Problem statement
Search each line of the data for the word "Boot"; copy every line where it is found.

Excerpts from a dataset
###
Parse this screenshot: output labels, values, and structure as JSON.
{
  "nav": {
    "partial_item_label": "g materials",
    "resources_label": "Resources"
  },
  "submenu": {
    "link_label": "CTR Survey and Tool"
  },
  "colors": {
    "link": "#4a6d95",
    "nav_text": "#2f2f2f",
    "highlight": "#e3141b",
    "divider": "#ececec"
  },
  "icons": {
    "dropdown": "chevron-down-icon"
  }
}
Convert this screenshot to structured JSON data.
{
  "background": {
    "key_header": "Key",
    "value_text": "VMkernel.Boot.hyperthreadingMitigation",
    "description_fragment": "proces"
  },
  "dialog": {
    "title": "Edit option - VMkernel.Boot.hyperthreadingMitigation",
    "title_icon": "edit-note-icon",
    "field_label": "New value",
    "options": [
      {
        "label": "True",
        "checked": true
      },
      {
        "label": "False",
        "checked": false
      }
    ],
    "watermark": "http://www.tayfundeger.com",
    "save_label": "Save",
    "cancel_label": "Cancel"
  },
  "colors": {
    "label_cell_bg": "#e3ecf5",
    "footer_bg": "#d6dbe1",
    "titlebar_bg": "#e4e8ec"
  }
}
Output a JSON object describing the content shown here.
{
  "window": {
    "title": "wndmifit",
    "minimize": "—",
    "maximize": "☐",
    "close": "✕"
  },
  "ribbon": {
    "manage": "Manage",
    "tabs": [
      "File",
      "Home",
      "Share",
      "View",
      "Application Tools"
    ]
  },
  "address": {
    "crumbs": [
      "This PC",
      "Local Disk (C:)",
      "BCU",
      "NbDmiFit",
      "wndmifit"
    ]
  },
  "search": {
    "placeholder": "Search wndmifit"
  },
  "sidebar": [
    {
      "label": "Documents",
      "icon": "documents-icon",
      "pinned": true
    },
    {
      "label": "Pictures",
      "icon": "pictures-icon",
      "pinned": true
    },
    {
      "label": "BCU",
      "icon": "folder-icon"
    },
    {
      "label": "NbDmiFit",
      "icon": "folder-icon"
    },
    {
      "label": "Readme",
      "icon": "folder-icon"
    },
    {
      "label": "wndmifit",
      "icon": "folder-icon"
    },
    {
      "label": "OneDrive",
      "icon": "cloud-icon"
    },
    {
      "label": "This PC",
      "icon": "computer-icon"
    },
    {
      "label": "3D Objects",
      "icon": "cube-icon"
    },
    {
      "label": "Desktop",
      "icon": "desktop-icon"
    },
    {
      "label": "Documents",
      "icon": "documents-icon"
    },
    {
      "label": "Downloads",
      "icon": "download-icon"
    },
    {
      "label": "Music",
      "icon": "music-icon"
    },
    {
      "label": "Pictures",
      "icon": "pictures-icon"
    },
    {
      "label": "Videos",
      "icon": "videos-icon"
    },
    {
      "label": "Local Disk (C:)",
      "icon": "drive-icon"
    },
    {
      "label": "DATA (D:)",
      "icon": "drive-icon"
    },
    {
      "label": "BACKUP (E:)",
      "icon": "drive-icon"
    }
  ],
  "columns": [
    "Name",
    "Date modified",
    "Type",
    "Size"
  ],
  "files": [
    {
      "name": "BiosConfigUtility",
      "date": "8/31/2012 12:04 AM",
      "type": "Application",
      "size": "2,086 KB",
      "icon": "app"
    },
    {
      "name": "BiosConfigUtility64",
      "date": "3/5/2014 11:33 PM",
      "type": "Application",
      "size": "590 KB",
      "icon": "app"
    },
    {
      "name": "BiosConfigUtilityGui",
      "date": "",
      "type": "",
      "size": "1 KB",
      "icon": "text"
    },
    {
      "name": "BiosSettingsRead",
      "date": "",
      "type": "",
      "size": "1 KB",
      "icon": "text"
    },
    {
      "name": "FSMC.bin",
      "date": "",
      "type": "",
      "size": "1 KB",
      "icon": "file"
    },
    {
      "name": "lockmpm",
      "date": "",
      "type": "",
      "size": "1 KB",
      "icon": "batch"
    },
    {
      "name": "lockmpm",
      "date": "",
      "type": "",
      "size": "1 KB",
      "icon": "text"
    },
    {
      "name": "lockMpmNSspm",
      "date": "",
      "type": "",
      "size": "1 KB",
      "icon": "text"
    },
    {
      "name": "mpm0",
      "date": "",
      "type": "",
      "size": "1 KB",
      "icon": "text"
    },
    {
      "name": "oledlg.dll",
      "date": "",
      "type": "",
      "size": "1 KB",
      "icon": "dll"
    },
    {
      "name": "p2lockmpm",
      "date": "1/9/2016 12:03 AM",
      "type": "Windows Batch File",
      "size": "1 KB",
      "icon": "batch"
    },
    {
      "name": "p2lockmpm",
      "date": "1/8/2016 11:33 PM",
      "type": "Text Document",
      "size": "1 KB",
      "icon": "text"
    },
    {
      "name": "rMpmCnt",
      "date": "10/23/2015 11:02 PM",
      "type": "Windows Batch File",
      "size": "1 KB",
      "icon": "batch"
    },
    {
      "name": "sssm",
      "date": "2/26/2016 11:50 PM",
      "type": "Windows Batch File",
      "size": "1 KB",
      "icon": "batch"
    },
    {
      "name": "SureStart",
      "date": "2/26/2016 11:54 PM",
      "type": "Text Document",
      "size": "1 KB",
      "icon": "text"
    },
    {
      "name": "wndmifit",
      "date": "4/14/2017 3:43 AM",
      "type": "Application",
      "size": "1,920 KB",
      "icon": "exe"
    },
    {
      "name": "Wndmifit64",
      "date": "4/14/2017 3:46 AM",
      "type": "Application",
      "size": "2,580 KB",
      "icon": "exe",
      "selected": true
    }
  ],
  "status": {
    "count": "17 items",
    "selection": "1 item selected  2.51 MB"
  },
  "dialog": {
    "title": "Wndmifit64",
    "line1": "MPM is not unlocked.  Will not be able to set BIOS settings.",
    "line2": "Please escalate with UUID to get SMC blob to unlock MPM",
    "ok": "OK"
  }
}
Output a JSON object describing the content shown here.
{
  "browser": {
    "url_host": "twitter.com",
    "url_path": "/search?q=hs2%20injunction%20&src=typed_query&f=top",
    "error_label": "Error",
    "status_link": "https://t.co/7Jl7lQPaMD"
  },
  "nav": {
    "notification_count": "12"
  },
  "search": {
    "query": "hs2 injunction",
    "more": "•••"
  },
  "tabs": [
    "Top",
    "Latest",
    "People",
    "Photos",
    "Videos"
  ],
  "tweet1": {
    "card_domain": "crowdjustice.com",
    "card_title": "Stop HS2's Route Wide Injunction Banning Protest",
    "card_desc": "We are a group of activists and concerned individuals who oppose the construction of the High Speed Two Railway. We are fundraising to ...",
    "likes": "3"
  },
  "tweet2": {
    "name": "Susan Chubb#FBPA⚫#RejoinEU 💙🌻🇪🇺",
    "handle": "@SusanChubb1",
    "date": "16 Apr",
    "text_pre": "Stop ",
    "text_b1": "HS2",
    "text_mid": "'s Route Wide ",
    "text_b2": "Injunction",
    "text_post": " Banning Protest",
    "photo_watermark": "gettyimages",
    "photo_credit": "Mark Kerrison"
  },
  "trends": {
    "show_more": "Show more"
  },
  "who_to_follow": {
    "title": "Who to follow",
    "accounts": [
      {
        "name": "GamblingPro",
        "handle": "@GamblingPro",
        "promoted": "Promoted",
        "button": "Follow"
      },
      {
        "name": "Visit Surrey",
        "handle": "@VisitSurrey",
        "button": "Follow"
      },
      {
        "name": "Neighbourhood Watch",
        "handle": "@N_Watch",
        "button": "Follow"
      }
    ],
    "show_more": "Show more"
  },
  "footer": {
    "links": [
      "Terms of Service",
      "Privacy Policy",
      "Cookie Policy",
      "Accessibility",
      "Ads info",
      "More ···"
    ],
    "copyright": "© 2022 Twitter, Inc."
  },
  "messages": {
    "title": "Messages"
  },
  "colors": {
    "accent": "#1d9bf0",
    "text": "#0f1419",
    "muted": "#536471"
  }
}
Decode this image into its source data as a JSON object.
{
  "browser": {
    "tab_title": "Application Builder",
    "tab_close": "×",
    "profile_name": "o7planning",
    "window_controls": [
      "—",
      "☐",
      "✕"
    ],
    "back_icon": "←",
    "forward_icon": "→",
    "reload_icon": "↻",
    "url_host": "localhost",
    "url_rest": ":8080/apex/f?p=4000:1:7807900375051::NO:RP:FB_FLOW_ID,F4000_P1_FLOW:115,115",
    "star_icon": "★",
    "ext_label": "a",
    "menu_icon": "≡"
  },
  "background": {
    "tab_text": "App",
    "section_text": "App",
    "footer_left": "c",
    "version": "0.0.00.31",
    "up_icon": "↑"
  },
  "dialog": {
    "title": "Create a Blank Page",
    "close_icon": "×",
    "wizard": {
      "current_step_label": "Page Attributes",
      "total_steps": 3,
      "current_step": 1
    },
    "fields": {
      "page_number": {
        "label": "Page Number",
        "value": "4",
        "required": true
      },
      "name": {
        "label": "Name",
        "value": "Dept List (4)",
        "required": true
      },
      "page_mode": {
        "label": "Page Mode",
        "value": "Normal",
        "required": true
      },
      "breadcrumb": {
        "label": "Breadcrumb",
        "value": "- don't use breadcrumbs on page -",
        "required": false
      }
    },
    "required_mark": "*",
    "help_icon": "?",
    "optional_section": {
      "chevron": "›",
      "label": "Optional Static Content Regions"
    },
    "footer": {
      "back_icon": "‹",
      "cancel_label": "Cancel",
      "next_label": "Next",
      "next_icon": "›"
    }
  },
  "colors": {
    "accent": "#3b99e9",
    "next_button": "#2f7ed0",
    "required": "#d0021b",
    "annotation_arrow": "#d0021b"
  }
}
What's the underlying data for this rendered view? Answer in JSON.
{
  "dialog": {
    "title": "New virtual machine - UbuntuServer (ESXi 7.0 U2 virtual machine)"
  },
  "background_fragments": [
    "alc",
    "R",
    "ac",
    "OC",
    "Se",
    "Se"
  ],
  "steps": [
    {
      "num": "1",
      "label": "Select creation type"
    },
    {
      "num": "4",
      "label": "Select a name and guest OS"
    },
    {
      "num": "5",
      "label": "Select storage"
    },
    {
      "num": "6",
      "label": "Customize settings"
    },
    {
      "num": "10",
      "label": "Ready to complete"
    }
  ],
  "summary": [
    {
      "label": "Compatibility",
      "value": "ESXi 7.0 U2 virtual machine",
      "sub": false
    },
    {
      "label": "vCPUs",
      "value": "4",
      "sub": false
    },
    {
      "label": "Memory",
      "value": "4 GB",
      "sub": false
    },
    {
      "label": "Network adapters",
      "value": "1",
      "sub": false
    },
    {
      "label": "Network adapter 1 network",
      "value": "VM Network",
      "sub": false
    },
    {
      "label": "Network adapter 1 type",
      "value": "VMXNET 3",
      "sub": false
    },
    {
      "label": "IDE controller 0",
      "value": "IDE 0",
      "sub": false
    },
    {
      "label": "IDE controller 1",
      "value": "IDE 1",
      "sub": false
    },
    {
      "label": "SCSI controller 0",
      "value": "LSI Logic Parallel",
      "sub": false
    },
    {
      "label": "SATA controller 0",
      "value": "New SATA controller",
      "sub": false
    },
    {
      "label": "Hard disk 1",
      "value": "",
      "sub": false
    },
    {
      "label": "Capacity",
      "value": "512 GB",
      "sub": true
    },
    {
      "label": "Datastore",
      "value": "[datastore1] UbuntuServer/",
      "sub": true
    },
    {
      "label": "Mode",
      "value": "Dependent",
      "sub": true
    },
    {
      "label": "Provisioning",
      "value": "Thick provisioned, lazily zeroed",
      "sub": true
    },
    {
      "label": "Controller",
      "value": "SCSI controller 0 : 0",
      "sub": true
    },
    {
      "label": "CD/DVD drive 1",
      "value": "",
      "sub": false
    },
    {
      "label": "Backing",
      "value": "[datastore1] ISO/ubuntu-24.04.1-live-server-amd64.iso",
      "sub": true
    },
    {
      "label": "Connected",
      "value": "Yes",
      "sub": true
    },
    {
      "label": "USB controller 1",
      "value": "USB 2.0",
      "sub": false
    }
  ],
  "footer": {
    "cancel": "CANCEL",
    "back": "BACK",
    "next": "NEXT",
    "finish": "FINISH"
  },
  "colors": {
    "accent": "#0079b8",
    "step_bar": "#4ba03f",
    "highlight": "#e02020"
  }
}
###
Response to this exercise
    "value_text": "VMkernel.Boot.hyperthreadingMitigation",
    "title": "Edit option - VMkernel.Boot.hyperthreadingMitigation",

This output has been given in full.